** Opening Input material block **

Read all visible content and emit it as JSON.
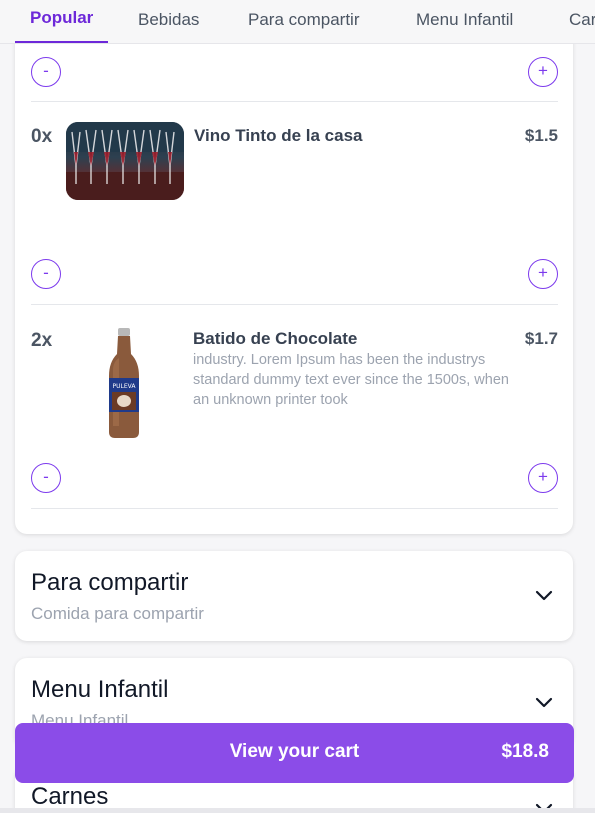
{
  "tabs": [
    {
      "label": "Popular",
      "active": true
    },
    {
      "label": "Bebidas",
      "active": false
    },
    {
      "label": "Para compartir",
      "active": false
    },
    {
      "label": "Menu Infantil",
      "active": false
    },
    {
      "label": "Carnes",
      "active": false
    }
  ],
  "stepper": {
    "minus": "-",
    "plus": "+"
  },
  "items": [
    {
      "qty": "0x",
      "name": "Vino Tinto de la casa",
      "price": "$1.5",
      "description": "",
      "image_icon": "wine-glasses-photo"
    },
    {
      "qty": "2x",
      "name": "Batido de Chocolate",
      "price": "$1.7",
      "description": "industry. Lorem Ipsum has been the industrys standard dummy text ever since the 1500s, when an unknown printer took",
      "image_icon": "milkshake-bottle-photo"
    }
  ],
  "categories": [
    {
      "title": "Para compartir",
      "subtitle": "Comida para compartir"
    },
    {
      "title": "Menu Infantil",
      "subtitle": "Menu Infantil"
    },
    {
      "title": "Carnes",
      "subtitle": ""
    }
  ],
  "cart": {
    "label": "View your cart",
    "total": "$18.8"
  },
  "colors": {
    "accent": "#6d28d9",
    "cart_bar": "#8b4ce8"
  }
}
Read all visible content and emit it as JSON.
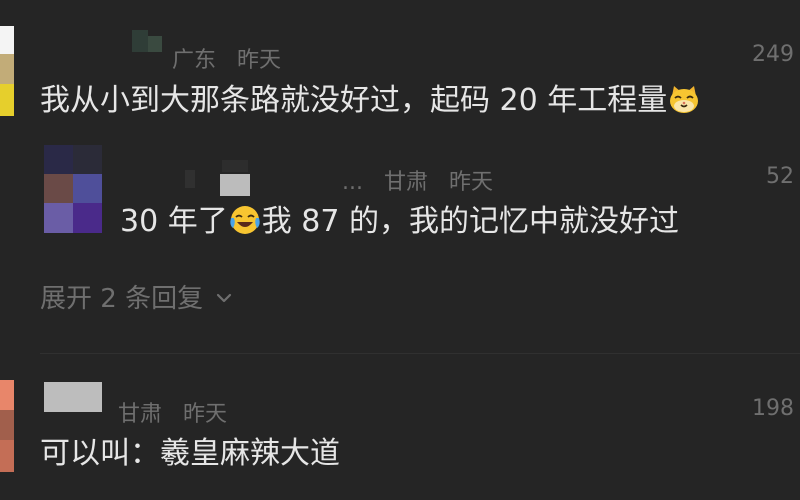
{
  "comments": [
    {
      "location": "广东",
      "time": "昨天",
      "likes": "249",
      "text": "我从小到大那条路就没好过，起码 20 年工程量",
      "trailing_emoji": "cat-face-emoji",
      "avatar_colors": [
        "#f4f4f4",
        "#c2ac78",
        "#e6cf2c"
      ]
    },
    {
      "name_suffix": "...",
      "location": "甘肃",
      "time": "昨天",
      "likes": "52",
      "text_before": "30 年了",
      "inline_emoji": "crying-laughing-emoji",
      "text_after": "我 87 的，我的记忆中就没好过",
      "avatar_colors": [
        "#2a2947",
        "#2b2b38",
        "#6a4a47",
        "#4f4f9a",
        "#6a5da6",
        "#4a2a8a"
      ]
    },
    {
      "location": "甘肃",
      "time": "昨天",
      "likes": "198",
      "text": "可以叫：羲皇麻辣大道",
      "avatar_colors": [
        "#e8866a",
        "#a15f4c",
        "#c46e56"
      ]
    }
  ],
  "expand_replies": {
    "label": "展开 2 条回复",
    "icon": "chevron-down-icon"
  },
  "colors": {
    "background": "#252525",
    "primary_text": "#e6e6e6",
    "secondary_text": "#6f6f6f"
  }
}
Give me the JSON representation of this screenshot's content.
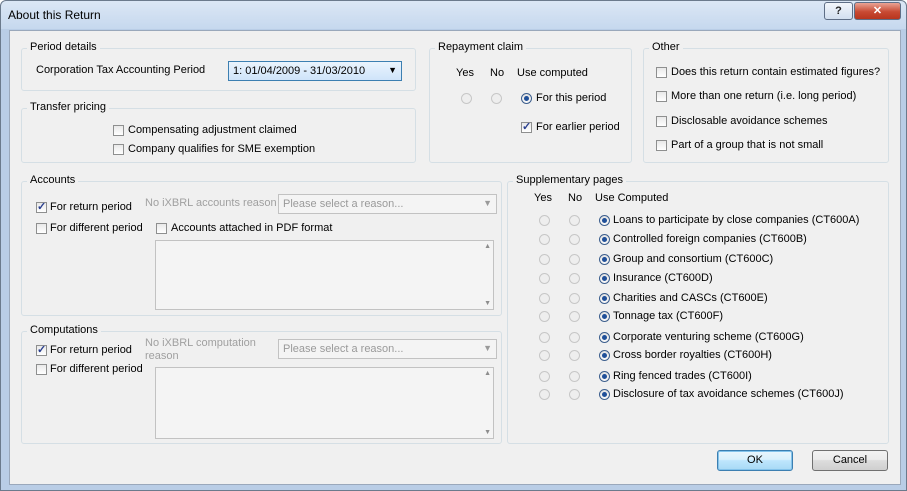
{
  "window": {
    "title": "About this Return",
    "help_label": "?",
    "close_label": "✕"
  },
  "period_details": {
    "legend": "Period details",
    "label": "Corporation Tax Accounting Period",
    "selected": "1: 01/04/2009 - 31/03/2010"
  },
  "transfer_pricing": {
    "legend": "Transfer pricing",
    "items": [
      {
        "label": "Compensating adjustment claimed",
        "checked": false
      },
      {
        "label": "Company qualifies for SME exemption",
        "checked": false
      }
    ]
  },
  "repayment_claim": {
    "legend": "Repayment claim",
    "headers": {
      "yes": "Yes",
      "no": "No",
      "use": "Use computed"
    },
    "for_this_period": "For this period",
    "for_earlier_period": "For earlier period"
  },
  "other": {
    "legend": "Other",
    "items": [
      {
        "label": "Does this return contain estimated figures?",
        "checked": false
      },
      {
        "label": "More than one return (i.e. long period)",
        "checked": false
      },
      {
        "label": "Disclosable avoidance schemes",
        "checked": false
      },
      {
        "label": "Part of a group that is not small",
        "checked": false
      }
    ]
  },
  "accounts": {
    "legend": "Accounts",
    "for_return_period": "For return period",
    "for_different_period": "For different period",
    "no_ixbrl_label": "No iXBRL accounts reason",
    "placeholder": "Please select a reason...",
    "pdf_label": "Accounts attached in PDF format"
  },
  "computations": {
    "legend": "Computations",
    "for_return_period": "For return period",
    "for_different_period": "For different period",
    "no_ixbrl_label_1": "No iXBRL computation",
    "no_ixbrl_label_2": "reason",
    "placeholder": "Please select a reason..."
  },
  "supplementary": {
    "legend": "Supplementary pages",
    "headers": {
      "yes": "Yes",
      "no": "No",
      "use": "Use Computed"
    },
    "pages": [
      "Loans to participate by close companies (CT600A)",
      "Controlled foreign companies (CT600B)",
      "Group and consortium (CT600C)",
      "Insurance (CT600D)",
      "Charities and CASCs (CT600E)",
      "Tonnage tax (CT600F)",
      "Corporate venturing scheme (CT600G)",
      "Cross border royalties (CT600H)",
      "Ring fenced trades (CT600I)",
      "Disclosure of tax avoidance schemes (CT600J)"
    ]
  },
  "buttons": {
    "ok": "OK",
    "cancel": "Cancel"
  },
  "colors": {
    "title_bar": "#c6d8ee",
    "close_button": "#c84a33",
    "default_button": "#bee6fd"
  }
}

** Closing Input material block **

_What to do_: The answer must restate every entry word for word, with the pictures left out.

_Task result_:
Read all visible content and emit it as JSON.
{
  "tabs": [
    {
      "label": "Popular",
      "active": true
    },
    {
      "label": "Bebidas",
      "active": false
    },
    {
      "label": "Para compartir",
      "active": false
    },
    {
      "label": "Menu Infantil",
      "active": false
    },
    {
      "label": "Carnes",
      "active": false
    }
  ],
  "stepper": {
    "minus": "-",
    "plus": "+"
  },
  "items": [
    {
      "qty": "0x",
      "name": "Vino Tinto de la casa",
      "price": "$1.5",
      "description": "",
      "image_icon": "wine-glasses-photo"
    },
    {
      "qty": "2x",
      "name": "Batido de Chocolate",
      "price": "$1.7",
      "description": "industry. Lorem Ipsum has been the industrys standard dummy text ever since the 1500s, when an unknown printer took",
      "image_icon": "milkshake-bottle-photo"
    }
  ],
  "categories": [
    {
      "title": "Para compartir",
      "subtitle": "Comida para compartir"
    },
    {
      "title": "Menu Infantil",
      "subtitle": "Menu Infantil"
    },
    {
      "title": "Carnes",
      "subtitle": ""
    }
  ],
  "cart": {
    "label": "View your cart",
    "total": "$18.8"
  },
  "colors": {
    "accent": "#6d28d9",
    "cart_bar": "#8b4ce8"
  }
}
Read all visible content and emit it as JSON.
{
  "comments": [
    {
      "location": "广东",
      "time": "昨天",
      "likes": "249",
      "text": "我从小到大那条路就没好过，起码 20 年工程量",
      "trailing_emoji": "cat-face-emoji",
      "avatar_colors": [
        "#f4f4f4",
        "#c2ac78",
        "#e6cf2c"
      ]
    },
    {
      "name_suffix": "...",
      "location": "甘肃",
      "time": "昨天",
      "likes": "52",
      "text_before": "30 年了",
      "inline_emoji": "crying-laughing-emoji",
      "text_after": "我 87 的，我的记忆中就没好过",
      "avatar_colors": [
        "#2a2947",
        "#2b2b38",
        "#6a4a47",
        "#4f4f9a",
        "#6a5da6",
        "#4a2a8a"
      ]
    },
    {
      "location": "甘肃",
      "time": "昨天",
      "likes": "198",
      "text": "可以叫：羲皇麻辣大道",
      "avatar_colors": [
        "#e8866a",
        "#a15f4c",
        "#c46e56"
      ]
    }
  ],
  "expand_replies": {
    "label": "展开 2 条回复",
    "icon": "chevron-down-icon"
  },
  "colors": {
    "background": "#252525",
    "primary_text": "#e6e6e6",
    "secondary_text": "#6f6f6f"
  }
}
Give me the JSON representation of this screenshot's content.
{
  "window": {
    "title": "About this Return",
    "help_label": "?",
    "close_label": "✕"
  },
  "period_details": {
    "legend": "Period details",
    "label": "Corporation Tax Accounting Period",
    "selected": "1: 01/04/2009 - 31/03/2010"
  },
  "transfer_pricing": {
    "legend": "Transfer pricing",
    "items": [
      {
        "label": "Compensating adjustment claimed",
        "checked": false
      },
      {
        "label": "Company qualifies for SME exemption",
        "checked": false
      }
    ]
  },
  "repayment_claim": {
    "legend": "Repayment claim",
    "headers": {
      "yes": "Yes",
      "no": "No",
      "use": "Use computed"
    },
    "for_this_period": "For this period",
    "for_earlier_period": "For earlier period"
  },
  "other": {
    "legend": "Other",
    "items": [
      {
        "label": "Does this return contain estimated figures?",
        "checked": false
      },
      {
        "label": "More than one return (i.e. long period)",
        "checked": false
      },
      {
        "label": "Disclosable avoidance schemes",
        "checked": false
      },
      {
        "label": "Part of a group that is not small",
        "checked": false
      }
    ]
  },
  "accounts": {
    "legend": "Accounts",
    "for_return_period": "For return period",
    "for_different_period": "For different period",
    "no_ixbrl_label": "No iXBRL accounts reason",
    "placeholder": "Please select a reason...",
    "pdf_label": "Accounts attached in PDF format"
  },
  "computations": {
    "legend": "Computations",
    "for_return_period": "For return period",
    "for_different_period": "For different period",
    "no_ixbrl_label_1": "No iXBRL computation",
    "no_ixbrl_label_2": "reason",
    "placeholder": "Please select a reason..."
  },
  "supplementary": {
    "legend": "Supplementary pages",
    "headers": {
      "yes": "Yes",
      "no": "No",
      "use": "Use Computed"
    },
    "pages": [
      "Loans to participate by close companies (CT600A)",
      "Controlled foreign companies (CT600B)",
      "Group and consortium (CT600C)",
      "Insurance (CT600D)",
      "Charities and CASCs (CT600E)",
      "Tonnage tax (CT600F)",
      "Corporate venturing scheme (CT600G)",
      "Cross border royalties (CT600H)",
      "Ring fenced trades (CT600I)",
      "Disclosure of tax avoidance schemes (CT600J)"
    ]
  },
  "buttons": {
    "ok": "OK",
    "cancel": "Cancel"
  },
  "colors": {
    "title_bar": "#c6d8ee",
    "close_button": "#c84a33",
    "default_button": "#bee6fd"
  }
}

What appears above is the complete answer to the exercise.